Source data.

++++

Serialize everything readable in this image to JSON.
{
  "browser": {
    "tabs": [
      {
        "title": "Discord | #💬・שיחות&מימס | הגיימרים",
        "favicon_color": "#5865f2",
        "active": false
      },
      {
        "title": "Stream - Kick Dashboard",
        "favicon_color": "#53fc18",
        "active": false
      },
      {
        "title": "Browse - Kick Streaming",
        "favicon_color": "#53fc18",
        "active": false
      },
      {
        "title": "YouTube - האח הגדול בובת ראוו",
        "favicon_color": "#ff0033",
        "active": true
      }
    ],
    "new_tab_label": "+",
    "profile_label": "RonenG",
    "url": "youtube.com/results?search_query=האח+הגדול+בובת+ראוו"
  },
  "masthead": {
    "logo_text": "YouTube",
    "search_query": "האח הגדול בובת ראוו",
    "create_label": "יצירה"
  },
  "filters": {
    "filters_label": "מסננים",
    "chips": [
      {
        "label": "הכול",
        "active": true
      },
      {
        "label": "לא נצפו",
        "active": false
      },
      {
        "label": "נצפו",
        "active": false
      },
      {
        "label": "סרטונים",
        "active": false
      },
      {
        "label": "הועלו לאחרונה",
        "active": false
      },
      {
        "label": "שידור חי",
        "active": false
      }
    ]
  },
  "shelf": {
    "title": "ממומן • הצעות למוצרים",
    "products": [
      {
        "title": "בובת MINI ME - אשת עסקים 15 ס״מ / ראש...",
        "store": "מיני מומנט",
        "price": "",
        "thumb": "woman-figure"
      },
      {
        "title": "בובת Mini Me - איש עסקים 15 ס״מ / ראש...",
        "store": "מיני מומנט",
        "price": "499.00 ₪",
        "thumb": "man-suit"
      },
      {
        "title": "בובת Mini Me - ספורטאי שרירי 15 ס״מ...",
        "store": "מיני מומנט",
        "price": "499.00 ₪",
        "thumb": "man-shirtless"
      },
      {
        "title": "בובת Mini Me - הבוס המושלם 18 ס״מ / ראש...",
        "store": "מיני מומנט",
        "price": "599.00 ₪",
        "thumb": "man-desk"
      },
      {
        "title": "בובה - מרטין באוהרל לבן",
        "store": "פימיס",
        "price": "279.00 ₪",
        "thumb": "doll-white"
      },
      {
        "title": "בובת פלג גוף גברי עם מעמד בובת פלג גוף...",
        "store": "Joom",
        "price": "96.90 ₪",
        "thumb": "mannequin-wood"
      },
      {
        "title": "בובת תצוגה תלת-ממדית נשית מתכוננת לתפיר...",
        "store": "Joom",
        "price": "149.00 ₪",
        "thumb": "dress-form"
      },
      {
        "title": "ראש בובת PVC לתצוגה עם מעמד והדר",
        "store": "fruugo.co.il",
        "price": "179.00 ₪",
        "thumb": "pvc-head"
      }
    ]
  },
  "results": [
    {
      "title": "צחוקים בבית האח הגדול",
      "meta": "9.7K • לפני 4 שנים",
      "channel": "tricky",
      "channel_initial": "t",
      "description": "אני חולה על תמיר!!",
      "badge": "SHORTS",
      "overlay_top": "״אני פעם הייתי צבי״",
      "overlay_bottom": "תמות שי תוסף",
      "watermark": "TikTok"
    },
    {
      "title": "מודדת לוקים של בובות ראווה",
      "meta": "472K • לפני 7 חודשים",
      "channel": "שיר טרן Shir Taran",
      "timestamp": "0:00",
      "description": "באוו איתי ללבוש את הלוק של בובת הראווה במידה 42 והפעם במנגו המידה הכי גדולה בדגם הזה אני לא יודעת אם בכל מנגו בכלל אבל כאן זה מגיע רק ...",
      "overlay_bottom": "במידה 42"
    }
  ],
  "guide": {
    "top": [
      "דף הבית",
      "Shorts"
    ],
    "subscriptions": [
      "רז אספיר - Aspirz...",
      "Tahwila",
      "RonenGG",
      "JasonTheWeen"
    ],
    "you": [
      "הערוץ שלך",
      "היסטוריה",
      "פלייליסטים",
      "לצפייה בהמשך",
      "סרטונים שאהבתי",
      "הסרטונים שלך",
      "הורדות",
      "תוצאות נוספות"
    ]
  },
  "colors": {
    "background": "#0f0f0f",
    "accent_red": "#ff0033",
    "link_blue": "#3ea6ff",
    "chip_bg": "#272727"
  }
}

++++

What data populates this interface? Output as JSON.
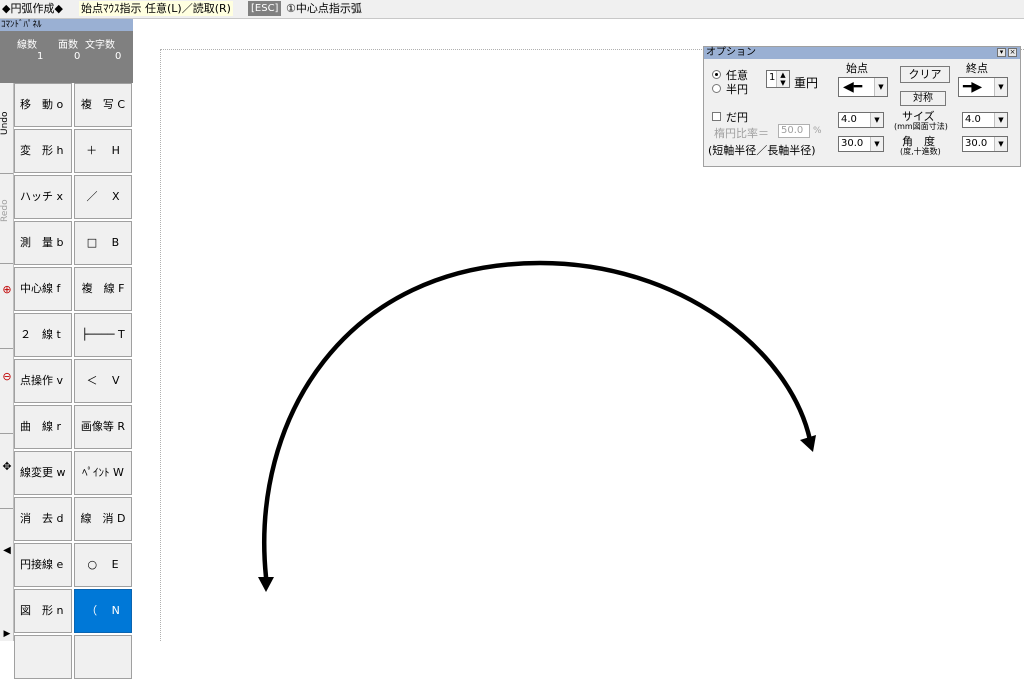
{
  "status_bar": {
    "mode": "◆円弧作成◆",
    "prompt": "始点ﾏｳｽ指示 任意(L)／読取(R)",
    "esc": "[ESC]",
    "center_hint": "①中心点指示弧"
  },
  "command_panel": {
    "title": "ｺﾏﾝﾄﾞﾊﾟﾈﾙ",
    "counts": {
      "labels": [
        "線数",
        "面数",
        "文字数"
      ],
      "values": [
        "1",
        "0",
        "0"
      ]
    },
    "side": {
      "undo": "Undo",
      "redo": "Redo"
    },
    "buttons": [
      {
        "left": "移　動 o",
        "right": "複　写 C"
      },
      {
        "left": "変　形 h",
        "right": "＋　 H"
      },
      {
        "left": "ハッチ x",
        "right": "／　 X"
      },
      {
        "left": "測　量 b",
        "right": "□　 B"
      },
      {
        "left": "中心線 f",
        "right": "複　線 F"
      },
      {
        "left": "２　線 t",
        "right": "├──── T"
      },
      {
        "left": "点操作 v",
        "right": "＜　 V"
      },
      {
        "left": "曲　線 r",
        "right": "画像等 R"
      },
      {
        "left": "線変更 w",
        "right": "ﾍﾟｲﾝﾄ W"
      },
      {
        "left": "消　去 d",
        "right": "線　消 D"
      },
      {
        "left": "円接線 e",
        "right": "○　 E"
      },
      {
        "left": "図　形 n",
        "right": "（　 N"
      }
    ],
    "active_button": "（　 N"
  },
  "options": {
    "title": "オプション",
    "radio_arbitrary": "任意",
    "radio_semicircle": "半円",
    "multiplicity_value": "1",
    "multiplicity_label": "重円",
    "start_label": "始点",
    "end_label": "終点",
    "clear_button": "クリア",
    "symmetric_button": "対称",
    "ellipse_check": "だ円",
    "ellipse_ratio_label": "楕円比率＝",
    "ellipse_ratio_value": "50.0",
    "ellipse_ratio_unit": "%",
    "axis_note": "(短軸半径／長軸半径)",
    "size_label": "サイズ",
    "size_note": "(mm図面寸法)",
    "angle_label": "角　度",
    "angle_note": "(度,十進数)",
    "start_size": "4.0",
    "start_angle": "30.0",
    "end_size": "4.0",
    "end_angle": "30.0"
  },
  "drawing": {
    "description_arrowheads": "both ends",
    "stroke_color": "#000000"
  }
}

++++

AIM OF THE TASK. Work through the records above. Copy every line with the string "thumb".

PROBLEM SOLUTION.
        "thumb": "woman-figure"
        "thumb": "man-suit"
        "thumb": "man-shirtless"
        "thumb": "man-desk"
        "thumb": "doll-white"
        "thumb": "mannequin-wood"
        "thumb": "dress-form"
        "thumb": "pvc-head"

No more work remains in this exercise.